We spent a fun morning on Saturday. After collecting a very sleepy boy from schoolies (you can read about that here if you like), we headed to a golf store with the intention of buying a set of golf clubs for my boy’s 18th birthday present. He didn’t know the purpose of visiting this shop. He had barely slept and was keen to get home to his bed. It was just wonderful to see the delight in his face as we told him about this gift. It was hysterical then to watch this tired big boy being put through his paces by the man in the shop. He needed to know what kind of golfer our boy was so set him up against the indoor mini driving range and got him to hit a few balls.
TheN the fun really began! Who knew that golf was so complicated?
Firstly, he had to imagine he was sitting back on a bar stool – not too much of a stretch given that he’d just spent a week doing that very thing!
Secondly, he was to demonstrate bending forward slightly from the waist. This had to be done whilst the shoulders were kept back. All good so far although concentration was pushed to the max.
Thirdly, hand position. The grip has to be in the correct spot. Angling the dominant hand round slightly, whilst feeling counter intuitive apparently corrected his tendency to send balls off to the right.

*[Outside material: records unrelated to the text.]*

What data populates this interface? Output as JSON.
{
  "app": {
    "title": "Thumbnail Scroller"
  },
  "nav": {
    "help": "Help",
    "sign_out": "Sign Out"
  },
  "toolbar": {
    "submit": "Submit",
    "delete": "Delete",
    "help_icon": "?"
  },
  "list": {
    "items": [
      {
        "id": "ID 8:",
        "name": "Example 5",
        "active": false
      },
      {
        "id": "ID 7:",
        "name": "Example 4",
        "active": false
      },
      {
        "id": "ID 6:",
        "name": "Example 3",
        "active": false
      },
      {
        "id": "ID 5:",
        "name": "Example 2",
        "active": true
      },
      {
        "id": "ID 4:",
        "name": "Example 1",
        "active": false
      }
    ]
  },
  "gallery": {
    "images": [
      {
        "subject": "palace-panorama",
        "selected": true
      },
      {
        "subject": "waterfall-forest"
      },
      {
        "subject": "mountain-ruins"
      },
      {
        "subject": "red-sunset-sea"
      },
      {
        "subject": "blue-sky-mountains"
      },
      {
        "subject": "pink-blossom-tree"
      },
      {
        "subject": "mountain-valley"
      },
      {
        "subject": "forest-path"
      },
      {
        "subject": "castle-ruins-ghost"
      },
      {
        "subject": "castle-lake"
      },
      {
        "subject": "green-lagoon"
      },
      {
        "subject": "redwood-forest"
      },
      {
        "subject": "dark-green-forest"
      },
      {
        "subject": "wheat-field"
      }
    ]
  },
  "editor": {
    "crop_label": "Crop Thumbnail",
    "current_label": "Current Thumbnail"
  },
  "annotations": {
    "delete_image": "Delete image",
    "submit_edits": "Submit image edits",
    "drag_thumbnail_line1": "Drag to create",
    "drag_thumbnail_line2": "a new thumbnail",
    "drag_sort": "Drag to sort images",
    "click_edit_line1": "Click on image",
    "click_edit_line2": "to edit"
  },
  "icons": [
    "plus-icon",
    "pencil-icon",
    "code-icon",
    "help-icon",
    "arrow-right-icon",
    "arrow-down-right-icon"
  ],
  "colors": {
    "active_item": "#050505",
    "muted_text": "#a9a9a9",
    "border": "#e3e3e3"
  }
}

Fourthly, the swing! Head down, shoulders down, use the leverage of those lanky long arms to gain some advantage. Let the swing follow around in a natural arc.
There was nothing natural about anything by this stage but the man from the shop patiently helped him whack one ball after another. Some were on target, others made us all thankful that there was a side net. Adjustments were made to his stance and posture and reminders gently given as to what needed to be done to hit the target.

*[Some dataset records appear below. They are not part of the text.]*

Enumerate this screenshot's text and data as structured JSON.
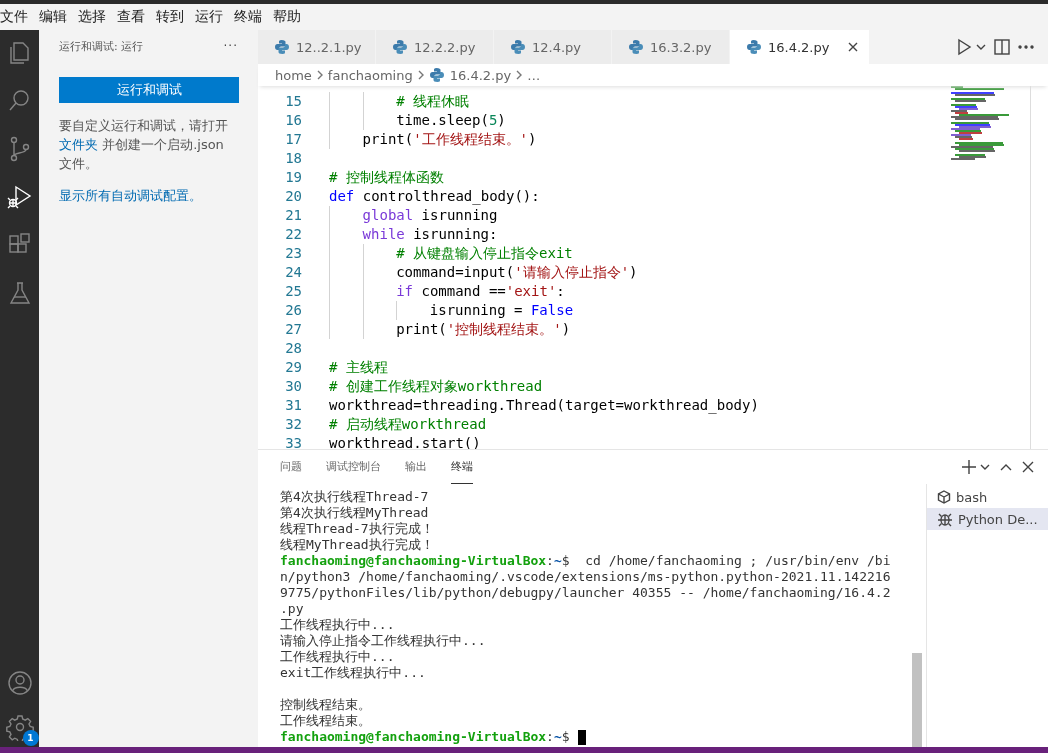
{
  "menu": [
    "文件",
    "编辑",
    "选择",
    "查看",
    "转到",
    "运行",
    "终端",
    "帮助"
  ],
  "activity_bar": [
    {
      "kind": "files",
      "selected": false
    },
    {
      "kind": "search",
      "selected": false
    },
    {
      "kind": "source-control",
      "selected": false
    },
    {
      "kind": "run",
      "selected": true
    },
    {
      "kind": "extensions",
      "selected": false
    },
    {
      "kind": "flask",
      "selected": false
    }
  ],
  "activity_bottom": {
    "settings_badge": "1"
  },
  "sidebar": {
    "title": "运行和调试: 运行",
    "more": "···",
    "run_button": "运行和调试",
    "text_before": "要自定义运行和调试，请打开 ",
    "link": "文件夹",
    "text_after": " 并创建一个启动.json 文件。",
    "show_link": "显示所有自动调试配置。"
  },
  "tabs": [
    {
      "label": "12..2.1.py",
      "selected": false
    },
    {
      "label": "12.2.2.py",
      "selected": false
    },
    {
      "label": "12.4.py",
      "selected": false
    },
    {
      "label": "16.3.2.py",
      "selected": false
    },
    {
      "label": "16.4.2.py",
      "selected": true
    }
  ],
  "breadcrumb": {
    "folders": [
      "home",
      "fanchaoming"
    ],
    "file": "16.4.2.py",
    "ellipsis": "…"
  },
  "code": [
    {
      "children": [
        {
          "children": [
            {
              "number": "15",
              "tokens": [
                {
                  "kind": "comment",
                  "text": "# 线程休眠"
                }
              ]
            },
            {
              "number": "16",
              "tokens": [
                {
                  "kind": "plain",
                  "text": "time.sleep("
                },
                {
                  "kind": "number",
                  "text": "5"
                },
                {
                  "kind": "plain",
                  "text": ")"
                }
              ]
            }
          ]
        },
        {
          "number": "17",
          "tokens": [
            {
              "kind": "plain",
              "text": "print("
            },
            {
              "kind": "string",
              "text": "'工作线程结束。'"
            },
            {
              "kind": "plain",
              "text": ")"
            }
          ]
        }
      ]
    },
    {
      "number": "18"
    },
    {
      "number": "19",
      "tokens": [
        {
          "kind": "comment",
          "text": "# 控制线程体函数"
        }
      ]
    },
    {
      "number": "20",
      "tokens": [
        {
          "kind": "keyword",
          "text": "def"
        },
        {
          "kind": "plain",
          "text": " controlthread_body():"
        }
      ],
      "children": [
        {
          "number": "21",
          "tokens": [
            {
              "kind": "control",
              "text": "global"
            },
            {
              "kind": "plain",
              "text": " isrunning"
            }
          ]
        },
        {
          "number": "22",
          "tokens": [
            {
              "kind": "control",
              "text": "while"
            },
            {
              "kind": "plain",
              "text": " isrunning:"
            }
          ],
          "children": [
            {
              "number": "23",
              "tokens": [
                {
                  "kind": "comment",
                  "text": "# 从键盘输入停止指令exit"
                }
              ]
            },
            {
              "number": "24",
              "tokens": [
                {
                  "kind": "plain",
                  "text": "command=input("
                },
                {
                  "kind": "string",
                  "text": "'请输入停止指令'"
                },
                {
                  "kind": "plain",
                  "text": ")"
                }
              ]
            },
            {
              "number": "25",
              "tokens": [
                {
                  "kind": "control",
                  "text": "if"
                },
                {
                  "kind": "plain",
                  "text": " command =="
                },
                {
                  "kind": "string",
                  "text": "'exit'"
                },
                {
                  "kind": "plain",
                  "text": ":"
                }
              ],
              "children": [
                {
                  "number": "26",
                  "tokens": [
                    {
                      "kind": "plain",
                      "text": "isrunning = "
                    },
                    {
                      "kind": "keyword",
                      "text": "False"
                    }
                  ]
                }
              ]
            },
            {
              "number": "27",
              "tokens": [
                {
                  "kind": "plain",
                  "text": "print("
                },
                {
                  "kind": "string",
                  "text": "'控制线程结束。'"
                },
                {
                  "kind": "plain",
                  "text": ")"
                }
              ]
            }
          ]
        }
      ]
    },
    {
      "number": "28"
    },
    {
      "number": "29",
      "tokens": [
        {
          "kind": "comment",
          "text": "# 主线程"
        }
      ]
    },
    {
      "number": "30",
      "tokens": [
        {
          "kind": "comment",
          "text": "# 创建工作线程对象workthread"
        }
      ]
    },
    {
      "number": "31",
      "tokens": [
        {
          "kind": "plain",
          "text": "workthread=threading.Thread(target=workthread_body)"
        }
      ]
    },
    {
      "number": "32",
      "tokens": [
        {
          "kind": "comment",
          "text": "# 启动线程workthread"
        }
      ]
    },
    {
      "number": "33",
      "tokens": [
        {
          "kind": "plain",
          "text": "workthread.start()"
        }
      ]
    }
  ],
  "panel_tabs": [
    {
      "label": "问题",
      "selected": false
    },
    {
      "label": "调试控制台",
      "selected": false
    },
    {
      "label": "输出",
      "selected": false
    },
    {
      "label": "终端",
      "selected": true
    }
  ],
  "terminal": [
    {
      "kind": "text",
      "text": "第4次执行线程Thread-7"
    },
    {
      "kind": "text",
      "text": "第4次执行线程MyThread"
    },
    {
      "kind": "text",
      "text": "线程Thread-7执行完成！"
    },
    {
      "kind": "text",
      "text": "线程MyThread执行完成！"
    },
    {
      "kind": "prompt",
      "user": "fanchaoming@fanchaoming-VirtualBox",
      "sep": ":",
      "path": "~",
      "text": "$  cd /home/fanchaoming ; /usr/bin/env /bi"
    },
    {
      "kind": "text",
      "text": "n/python3 /home/fanchaoming/.vscode/extensions/ms-python.python-2021.11.142216"
    },
    {
      "kind": "text",
      "text": "9775/pythonFiles/lib/python/debugpy/launcher 40355 -- /home/fanchaoming/16.4.2"
    },
    {
      "kind": "text",
      "text": ".py"
    },
    {
      "kind": "text",
      "text": "工作线程执行中..."
    },
    {
      "kind": "text",
      "text": "请输入停止指令工作线程执行中..."
    },
    {
      "kind": "text",
      "text": "工作线程执行中..."
    },
    {
      "kind": "text",
      "text": "exit工作线程执行中..."
    },
    {
      "kind": "blank"
    },
    {
      "kind": "text",
      "text": "控制线程结束。"
    },
    {
      "kind": "text",
      "text": "工作线程结束。"
    },
    {
      "kind": "prompt",
      "user": "fanchaoming@fanchaoming-VirtualBox",
      "sep": ":",
      "path": "~",
      "text": "$",
      "cursor": true
    }
  ],
  "terminals": [
    {
      "kind": "shell",
      "label": "bash",
      "selected": false
    },
    {
      "kind": "debug",
      "label": "Python De...",
      "selected": true
    }
  ]
}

The need to coordinate so many things at the same time in order to hit the targeted zone was so hard and unachievable most of the time. There always seemed to be one element going rogue! The bum was not on the bar stool, the hand alignment was incorrect or rushed, the head was not down and focused, and that swing!
The need for 100% concentration at all times on several elements made it seem like an impossible feat. We were told that the golf clubs we were purchasing were of the best quality but that the key to improvement was practice.

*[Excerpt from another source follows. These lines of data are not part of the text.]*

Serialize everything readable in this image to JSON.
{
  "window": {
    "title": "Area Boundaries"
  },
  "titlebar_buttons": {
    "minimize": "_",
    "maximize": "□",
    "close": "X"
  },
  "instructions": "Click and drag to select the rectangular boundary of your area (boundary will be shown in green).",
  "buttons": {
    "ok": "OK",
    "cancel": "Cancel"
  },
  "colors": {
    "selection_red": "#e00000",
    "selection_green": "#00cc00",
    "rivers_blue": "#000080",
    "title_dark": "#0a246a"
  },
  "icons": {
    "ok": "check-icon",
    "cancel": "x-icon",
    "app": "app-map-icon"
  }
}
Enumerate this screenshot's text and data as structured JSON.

I’m sure you can see where I’m going with this. As hilarious as it was to watch our boy sweat a week’s worth of beer out the top of his head whilst maintaining some modicum of dignity and occasionally hit the target, I could not help but compare this to his life with Type 1 Diabetes.
If anyone who reads this is a golfer, I apologise for any errors in the golfing advice. I had tears of laughter rolling down my face which interfered with my understanding of a sport which already baffles me!